#### Exercise objective:
Write each entry down again precisely, skipping nothing.

────

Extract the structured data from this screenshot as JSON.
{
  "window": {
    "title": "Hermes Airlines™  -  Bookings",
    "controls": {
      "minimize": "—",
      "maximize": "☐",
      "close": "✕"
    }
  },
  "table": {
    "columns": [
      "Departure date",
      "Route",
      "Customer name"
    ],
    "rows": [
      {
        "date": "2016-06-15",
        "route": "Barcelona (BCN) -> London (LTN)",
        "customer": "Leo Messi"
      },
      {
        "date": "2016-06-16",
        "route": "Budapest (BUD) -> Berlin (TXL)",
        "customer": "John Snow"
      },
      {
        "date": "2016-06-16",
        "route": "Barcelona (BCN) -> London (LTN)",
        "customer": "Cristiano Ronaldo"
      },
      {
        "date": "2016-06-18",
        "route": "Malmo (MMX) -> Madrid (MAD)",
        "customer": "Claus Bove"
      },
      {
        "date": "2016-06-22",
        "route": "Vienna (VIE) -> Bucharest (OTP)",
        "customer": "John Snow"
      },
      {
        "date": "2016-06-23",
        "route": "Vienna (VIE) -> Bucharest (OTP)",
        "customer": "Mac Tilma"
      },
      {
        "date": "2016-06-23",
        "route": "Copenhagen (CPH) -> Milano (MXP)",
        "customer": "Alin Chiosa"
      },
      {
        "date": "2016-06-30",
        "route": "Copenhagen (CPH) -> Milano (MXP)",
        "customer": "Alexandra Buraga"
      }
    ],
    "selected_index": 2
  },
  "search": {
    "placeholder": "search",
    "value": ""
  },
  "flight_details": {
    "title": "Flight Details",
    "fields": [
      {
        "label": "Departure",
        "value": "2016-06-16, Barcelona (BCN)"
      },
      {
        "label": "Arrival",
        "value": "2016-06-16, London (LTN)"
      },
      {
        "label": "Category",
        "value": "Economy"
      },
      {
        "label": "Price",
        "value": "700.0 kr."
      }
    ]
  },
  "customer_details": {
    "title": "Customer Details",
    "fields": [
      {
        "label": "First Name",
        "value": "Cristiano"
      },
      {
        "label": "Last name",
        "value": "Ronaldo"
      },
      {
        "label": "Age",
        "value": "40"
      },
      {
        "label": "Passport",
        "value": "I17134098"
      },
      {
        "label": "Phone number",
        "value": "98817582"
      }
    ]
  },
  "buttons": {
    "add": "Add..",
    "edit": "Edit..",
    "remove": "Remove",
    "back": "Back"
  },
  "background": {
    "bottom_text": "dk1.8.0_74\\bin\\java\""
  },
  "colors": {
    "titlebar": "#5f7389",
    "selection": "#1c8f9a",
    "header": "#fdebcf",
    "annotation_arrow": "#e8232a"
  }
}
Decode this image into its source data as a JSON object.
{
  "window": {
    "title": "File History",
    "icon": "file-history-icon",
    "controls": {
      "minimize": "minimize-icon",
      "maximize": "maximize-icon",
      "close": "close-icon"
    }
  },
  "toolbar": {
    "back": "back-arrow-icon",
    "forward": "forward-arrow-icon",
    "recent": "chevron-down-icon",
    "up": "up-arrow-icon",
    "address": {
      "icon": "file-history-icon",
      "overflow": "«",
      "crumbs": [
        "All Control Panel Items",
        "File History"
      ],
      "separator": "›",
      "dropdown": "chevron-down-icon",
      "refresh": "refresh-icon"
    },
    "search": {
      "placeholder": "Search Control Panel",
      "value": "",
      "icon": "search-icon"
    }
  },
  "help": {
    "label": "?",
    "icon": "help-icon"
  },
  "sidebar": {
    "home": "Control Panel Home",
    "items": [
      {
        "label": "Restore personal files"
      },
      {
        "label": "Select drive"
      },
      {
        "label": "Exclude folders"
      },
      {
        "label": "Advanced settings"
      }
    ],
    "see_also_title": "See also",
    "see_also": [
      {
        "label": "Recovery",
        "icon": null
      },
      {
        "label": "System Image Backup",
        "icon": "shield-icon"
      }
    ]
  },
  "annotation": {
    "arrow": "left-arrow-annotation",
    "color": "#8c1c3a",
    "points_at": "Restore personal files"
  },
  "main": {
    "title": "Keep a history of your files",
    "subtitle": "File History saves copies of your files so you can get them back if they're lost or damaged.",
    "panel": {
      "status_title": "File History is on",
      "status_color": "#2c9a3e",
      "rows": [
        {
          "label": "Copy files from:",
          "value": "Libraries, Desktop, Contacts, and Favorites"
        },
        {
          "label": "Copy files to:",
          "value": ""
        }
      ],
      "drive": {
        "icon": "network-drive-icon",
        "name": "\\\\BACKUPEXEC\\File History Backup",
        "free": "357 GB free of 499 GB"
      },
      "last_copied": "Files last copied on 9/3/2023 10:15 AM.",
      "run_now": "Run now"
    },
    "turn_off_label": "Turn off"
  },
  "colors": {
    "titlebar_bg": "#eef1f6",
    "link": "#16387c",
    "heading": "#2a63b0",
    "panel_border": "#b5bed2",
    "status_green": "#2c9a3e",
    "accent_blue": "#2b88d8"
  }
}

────

#### Exercise response:
Extract the structured data from this screenshot as JSON.
{
  "window": {
    "title": "Hermes Airlines™  -  Bookings",
    "controls": {
      "minimize": "—",
      "maximize": "☐",
      "close": "✕"
    }
  },
  "table": {
    "columns": [
      "Departure date",
      "Route",
      "Customer name"
    ],
    "rows": [
      {
        "date": "2016-06-15",
        "route": "Barcelona (BCN) -> London (LTN)",
        "customer": "Leo Messi"
      },
      {
        "date": "2016-06-16",
        "route": "Budapest (BUD) -> Berlin (TXL)",
        "customer": "John Snow"
      },
      {
        "date": "2016-06-16",
        "route": "Barcelona (BCN) -> London (LTN)",
        "customer": "Cristiano Ronaldo"
      },
      {
        "date": "2016-06-18",
        "route": "Malmo (MMX) -> Madrid (MAD)",
        "customer": "Claus Bove"
      },
      {
        "date": "2016-06-22",
        "route": "Vienna (VIE) -> Bucharest (OTP)",
        "customer": "John Snow"
      },
      {
        "date": "2016-06-23",
        "route": "Vienna (VIE) -> Bucharest (OTP)",
        "customer": "Mac Tilma"
      },
      {
        "date": "2016-06-23",
        "route": "Copenhagen (CPH) -> Milano (MXP)",
        "customer": "Alin Chiosa"
      },
      {
        "date": "2016-06-30",
        "route": "Copenhagen (CPH) -> Milano (MXP)",
        "customer": "Alexandra Buraga"
      }
    ],
    "selected_index": 2
  },
  "search": {
    "placeholder": "search",
    "value": ""
  },
  "flight_details": {
    "title": "Flight Details",
    "fields": [
      {
        "label": "Departure",
        "value": "2016-06-16, Barcelona (BCN)"
      },
      {
        "label": "Arrival",
        "value": "2016-06-16, London (LTN)"
      },
      {
        "label": "Category",
        "value": "Economy"
      },
      {
        "label": "Price",
        "value": "700.0 kr."
      }
    ]
  },
  "customer_details": {
    "title": "Customer Details",
    "fields": [
      {
        "label": "First Name",
        "value": "Cristiano"
      },
      {
        "label": "Last name",
        "value": "Ronaldo"
      },
      {
        "label": "Age",
        "value": "40"
      },
      {
        "label": "Passport",
        "value": "I17134098"
      },
      {
        "label": "Phone number",
        "value": "98817582"
      }
    ]
  },
  "buttons": {
    "add": "Add..",
    "edit": "Edit..",
    "remove": "Remove",
    "back": "Back"
  },
  "background": {
    "bottom_text": "dk1.8.0_74\\bin\\java\""
  },
  "colors": {
    "titlebar": "#5f7389",
    "selection": "#1c8f9a",
    "header": "#fdebcf",
    "annotation_arrow": "#e8232a"
  }
}
Decode this image into its source data as a JSON object.
{
  "window": {
    "title": "File History",
    "icon": "file-history-icon",
    "controls": {
      "minimize": "minimize-icon",
      "maximize": "maximize-icon",
      "close": "close-icon"
    }
  },
  "toolbar": {
    "back": "back-arrow-icon",
    "forward": "forward-arrow-icon",
    "recent": "chevron-down-icon",
    "up": "up-arrow-icon",
    "address": {
      "icon": "file-history-icon",
      "overflow": "«",
      "crumbs": [
        "All Control Panel Items",
        "File History"
      ],
      "separator": "›",
      "dropdown": "chevron-down-icon",
      "refresh": "refresh-icon"
    },
    "search": {
      "placeholder": "Search Control Panel",
      "value": "",
      "icon": "search-icon"
    }
  },
  "help": {
    "label": "?",
    "icon": "help-icon"
  },
  "sidebar": {
    "home": "Control Panel Home",
    "items": [
      {
        "label": "Restore personal files"
      },
      {
        "label": "Select drive"
      },
      {
        "label": "Exclude folders"
      },
      {
        "label": "Advanced settings"
      }
    ],
    "see_also_title": "See also",
    "see_also": [
      {
        "label": "Recovery",
        "icon": null
      },
      {
        "label": "System Image Backup",
        "icon": "shield-icon"
      }
    ]
  },
  "annotation": {
    "arrow": "left-arrow-annotation",
    "color": "#8c1c3a",
    "points_at": "Restore personal files"
  },
  "main": {
    "title": "Keep a history of your files",
    "subtitle": "File History saves copies of your files so you can get them back if they're lost or damaged.",
    "panel": {
      "status_title": "File History is on",
      "status_color": "#2c9a3e",
      "rows": [
        {
          "label": "Copy files from:",
          "value": "Libraries, Desktop, Contacts, and Favorites"
        },
        {
          "label": "Copy files to:",
          "value": ""
        }
      ],
      "drive": {
        "icon": "network-drive-icon",
        "name": "\\\\BACKUPEXEC\\File History Backup",
        "free": "357 GB free of 499 GB"
      },
      "last_copied": "Files last copied on 9/3/2023 10:15 AM.",
      "run_now": "Run now"
    },
    "turn_off_label": "Turn off"
  },
  "colors": {
    "titlebar_bg": "#eef1f6",
    "link": "#16387c",
    "heading": "#2a63b0",
    "panel_border": "#b5bed2",
    "status_green": "#2c9a3e",
    "accent_blue": "#2b88d8"
  }
}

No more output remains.